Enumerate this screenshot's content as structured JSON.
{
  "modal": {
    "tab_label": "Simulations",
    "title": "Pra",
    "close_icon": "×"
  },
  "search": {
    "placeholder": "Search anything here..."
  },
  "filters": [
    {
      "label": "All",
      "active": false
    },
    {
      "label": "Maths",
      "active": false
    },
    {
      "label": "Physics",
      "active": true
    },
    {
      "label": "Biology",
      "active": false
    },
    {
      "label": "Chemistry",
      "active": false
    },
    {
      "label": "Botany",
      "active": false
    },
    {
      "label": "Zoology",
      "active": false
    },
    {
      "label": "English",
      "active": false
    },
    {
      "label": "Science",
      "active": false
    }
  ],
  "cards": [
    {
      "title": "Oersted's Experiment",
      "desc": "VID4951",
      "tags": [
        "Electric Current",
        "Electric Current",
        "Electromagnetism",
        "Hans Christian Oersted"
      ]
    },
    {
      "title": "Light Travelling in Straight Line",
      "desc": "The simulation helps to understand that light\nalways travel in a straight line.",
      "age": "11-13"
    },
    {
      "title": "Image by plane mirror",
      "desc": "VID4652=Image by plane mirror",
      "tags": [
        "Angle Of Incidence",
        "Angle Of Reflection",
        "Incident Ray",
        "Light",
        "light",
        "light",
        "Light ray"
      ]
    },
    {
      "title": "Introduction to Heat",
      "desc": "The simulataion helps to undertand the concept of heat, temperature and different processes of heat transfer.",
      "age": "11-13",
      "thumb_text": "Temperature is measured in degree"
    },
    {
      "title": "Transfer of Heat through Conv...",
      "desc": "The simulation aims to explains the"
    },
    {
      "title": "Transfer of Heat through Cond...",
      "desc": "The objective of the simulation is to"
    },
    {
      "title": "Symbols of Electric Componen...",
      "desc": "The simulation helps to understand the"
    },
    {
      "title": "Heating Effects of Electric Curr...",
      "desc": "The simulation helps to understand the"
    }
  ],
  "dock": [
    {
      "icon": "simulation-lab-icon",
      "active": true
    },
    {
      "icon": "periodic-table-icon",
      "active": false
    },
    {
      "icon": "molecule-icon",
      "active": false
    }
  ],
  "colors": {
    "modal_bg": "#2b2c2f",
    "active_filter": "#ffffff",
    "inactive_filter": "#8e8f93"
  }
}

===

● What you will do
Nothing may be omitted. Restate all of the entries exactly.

● Solution for this problem
Enumerate this screenshot's content as structured JSON.
{
  "modal": {
    "tab_label": "Simulations",
    "title": "Pra",
    "close_icon": "×"
  },
  "search": {
    "placeholder": "Search anything here..."
  },
  "filters": [
    {
      "label": "All",
      "active": false
    },
    {
      "label": "Maths",
      "active": false
    },
    {
      "label": "Physics",
      "active": true
    },
    {
      "label": "Biology",
      "active": false
    },
    {
      "label": "Chemistry",
      "active": false
    },
    {
      "label": "Botany",
      "active": false
    },
    {
      "label": "Zoology",
      "active": false
    },
    {
      "label": "English",
      "active": false
    },
    {
      "label": "Science",
      "active": false
    }
  ],
  "cards": [
    {
      "title": "Oersted's Experiment",
      "desc": "VID4951",
      "tags": [
        "Electric Current",
        "Electric Current",
        "Electromagnetism",
        "Hans Christian Oersted"
      ]
    },
    {
      "title": "Light Travelling in Straight Line",
      "desc": "The simulation helps to understand that light\nalways travel in a straight line.",
      "age": "11-13"
    },
    {
      "title": "Image by plane mirror",
      "desc": "VID4652=Image by plane mirror",
      "tags": [
        "Angle Of Incidence",
        "Angle Of Reflection",
        "Incident Ray",
        "Light",
        "light",
        "light",
        "Light ray"
      ]
    },
    {
      "title": "Introduction to Heat",
      "desc": "The simulataion helps to undertand the concept of heat, temperature and different processes of heat transfer.",
      "age": "11-13",
      "thumb_text": "Temperature is measured in degree"
    },
    {
      "title": "Transfer of Heat through Conv...",
      "desc": "The simulation aims to explains the"
    },
    {
      "title": "Transfer of Heat through Cond...",
      "desc": "The objective of the simulation is to"
    },
    {
      "title": "Symbols of Electric Componen...",
      "desc": "The simulation helps to understand the"
    },
    {
      "title": "Heating Effects of Electric Curr...",
      "desc": "The simulation helps to understand the"
    }
  ],
  "dock": [
    {
      "icon": "simulation-lab-icon",
      "active": true
    },
    {
      "icon": "periodic-table-icon",
      "active": false
    },
    {
      "icon": "molecule-icon",
      "active": false
    }
  ],
  "colors": {
    "modal_bg": "#2b2c2f",
    "active_filter": "#ffffff",
    "inactive_filter": "#8e8f93"
  }
}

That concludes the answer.